Get a complete picture through process mining
Our advice is to stop point-problem solving; that is, resist the temptation to accept short-term wins at the cost of long-term excellence. Make sure that any solutions you implement are future-proof as well. You can gain a full end-to-end view of your complete operational chain through process mining; fundamentally assess what you have and build towards fixing that.
A common mistake is to examine each process individually in a vacuum, rather than as an integral element of the larger system with all the other processes it interacts with, all the other systems that it talks to – and why. Process mining provides a complete picture, and from this point you can trim the fat from processes and cut unnecessary steps, delays and approvals.
Once process mining has laid bare your available data, rationalise which datasets to use. Assess your process landscape in its entirety rather than performing hasty triage: you can’t put sticking plasters on gaping wounds and expect overall health. No investment is effective if it's confined to short-term firefighting rather than long-term planning. That said, you’ll soon discover that you can re-engineer some processes, even without automation, that will provide a relatively fast fix. Others you’ll need to completely re-engineer for automation, so be prepared to make investments for the long-term as well as the short-term.
Set your long-term goals.
Perhaps you aim to respond to every customer within an hour with all their information instantly available at customer service agents’ fingers? Or you’d like to manage everything in the cloud? Set your vision and work backwards to establish the medium and short-term steps to getting there.
Use meaningful data
A common error lies in the accumulation – and the application – of vast quantities of data for its own sake. You may have a wealth of information, but that doesn't mean that it's all useful or that you need all of it. That’s why it’s imperative to fully articulate your question before looking for an answer. This will help you to isolate which datasets will help give the most accurate answer to your question – otherwise you’re wrangling reams of disparate and irrelevant data and wondering: “What does this tell us?”.
For example, if you want a detailed view of any given customer’s experience, you don't need to analyse how many times they've moved house. You need a tally of every time you’ve called them or vice versa, how long it took to resolve the issue on the phone, whether they were happy with the outcome and whether the solution was sticky or the problem persisted.
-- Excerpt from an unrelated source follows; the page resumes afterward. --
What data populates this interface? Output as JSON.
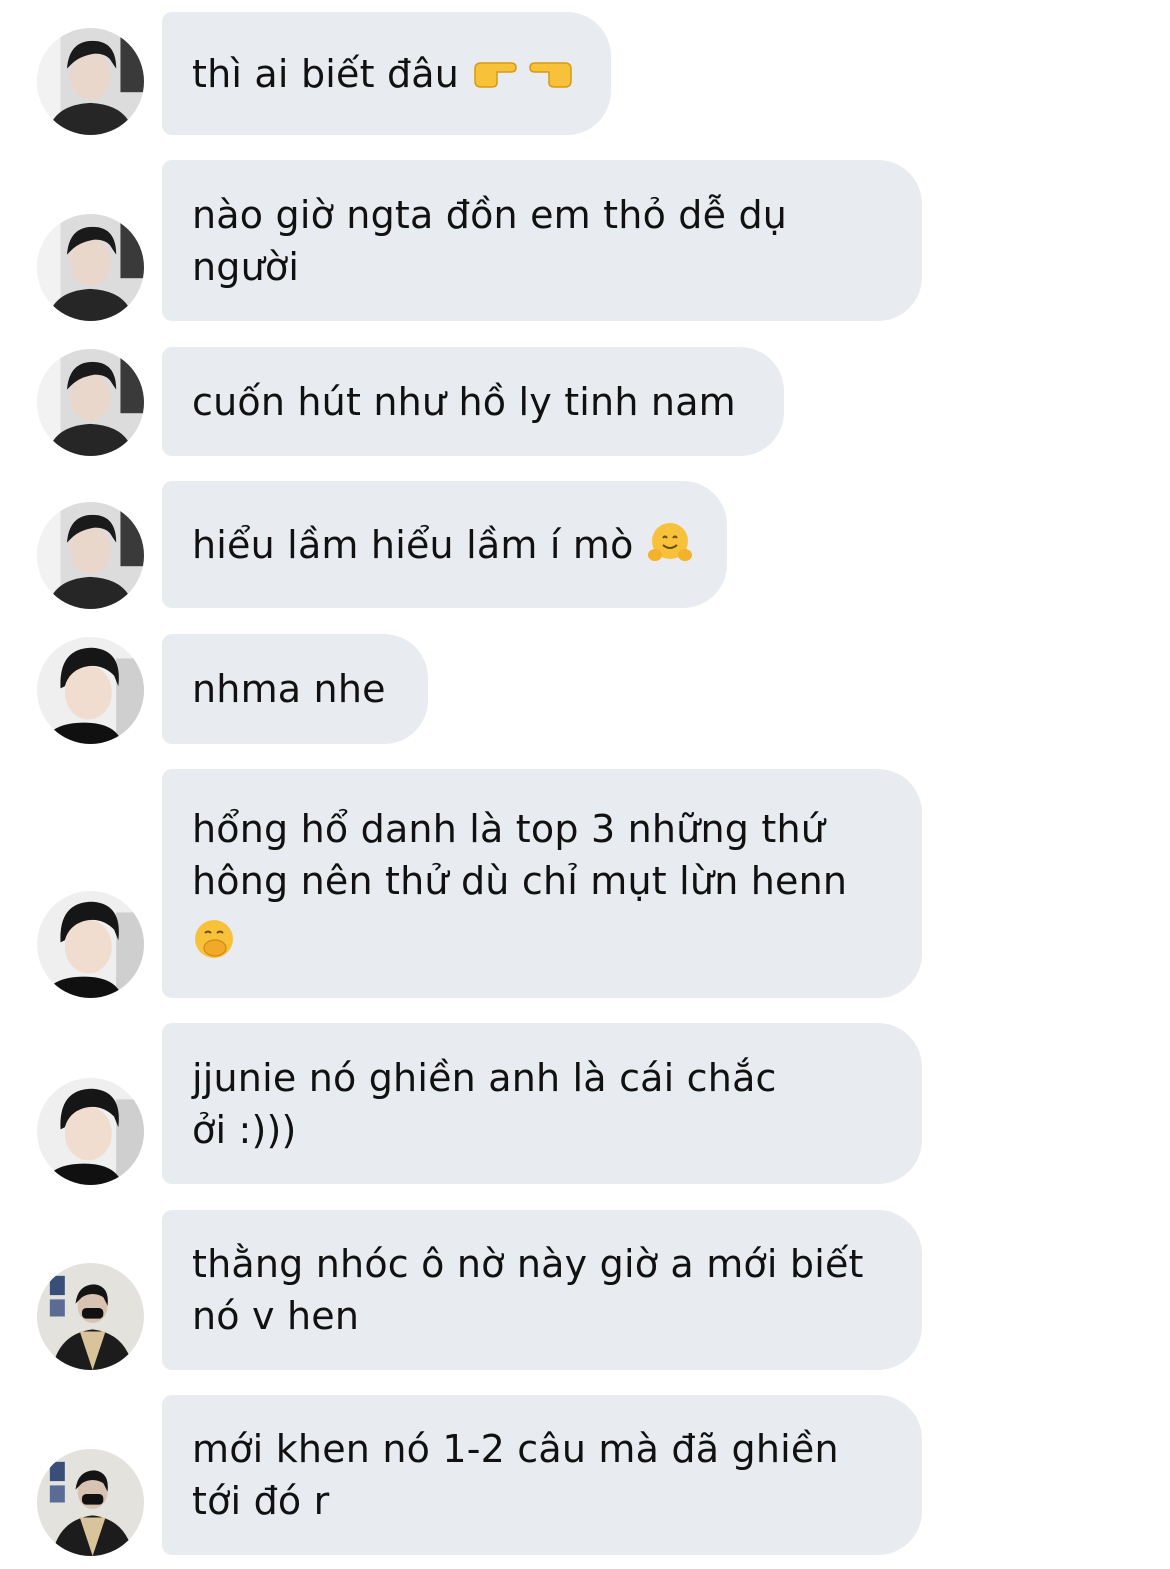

Process mining helps to ensure that your data is together in one place. Use it smartly to gain insights into what works, what doesn't and how to move forward. Disparate solutions and systems don't offer you a one-customer view. If data interacts with three or four points on a customer journey, it’s important. System integration needs to take intersecting data into account – it can also tell you where the holes are.
Be prepared to change your culture
If utilities haven’t got the infrastructure to serve the net zero carbon ambition, they're not going to be able to deliver it effectively and we’re going to miss the target. There will be a massive knock-on effect if we can't manage, track and understand usage data effectively. Companies now need to identify ways of training people with agile skills to support the products and serve the customers of the future.
In my next blog I’ll focus on the workforce of the future and how organisations can ensure they have the right culture to enable and sustain change.